I write regarding James Blanchard and his call for a People’s Vote (Letters, July 25). When are all these Remoaners going to give it a rest? I don’t know if they realise it yet, but we’ve had a people’s vote already. It was in 2016. It was called a democratic referendum and it was won by the people who voted for Brexit. If it’s a case of ‘I don’t accept that decision, I demand another vote’, then that smacks of despotism, not democracy.

What happens at the next general election when the party you favour doesn’t get in? A call for a people’s vote? No I don’t think so. Get over it. The Great is going back into Britain. We are coming out on October 31, 2019, although it really should have been March 29.

M Horsman,

Moorland Road, York

No room for MPs who ignore voters’ wishes

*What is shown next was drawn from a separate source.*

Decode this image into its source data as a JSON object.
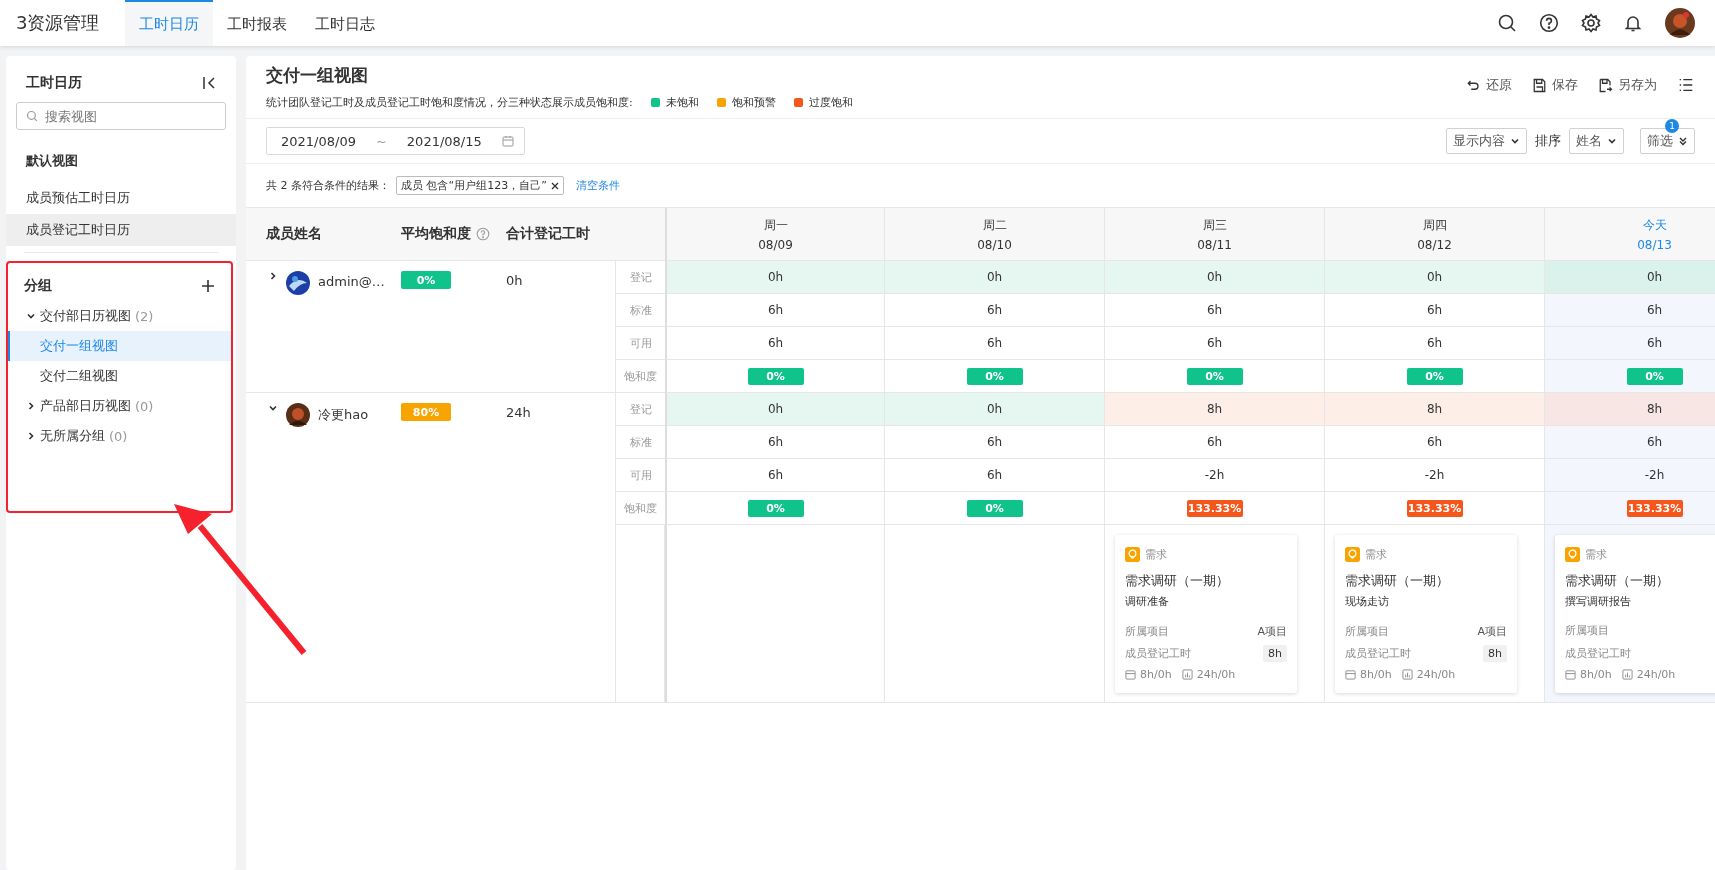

There is one statistic which has not been examined very much during all the rhetoric around the EU referendum. If you look at the voting on a constituency basis, 406 voted to leave and only 242 to remain.

That suggests to me that many MPs are blatantly going against the wishes of their constituents. If there is a general election this year I think that all voters should look long and hard at how their MPs voted during the Brexit votes. If they voted against the majority of their constituents wishes, then those MPs should be given short shrift as they do not deserve the role nor salary.

They were previously elected to represent the wishes of the people and having deliberately gone against that should be ousted.

Wendy Maddocks, The Village,

Osbaldwick, York

A second referendum would be democratic

Hazel Ward (Letters, July 24) declares that democracy must be upheld for those who voted to leave the EU in the referendum of 2016. If, however, that referendum was flawed and in the light of subsequent knowledge and problems which have arisen a new referendum were to be on the cards, would this not also be democratic? Of course it would.

Jean Frost, Heworth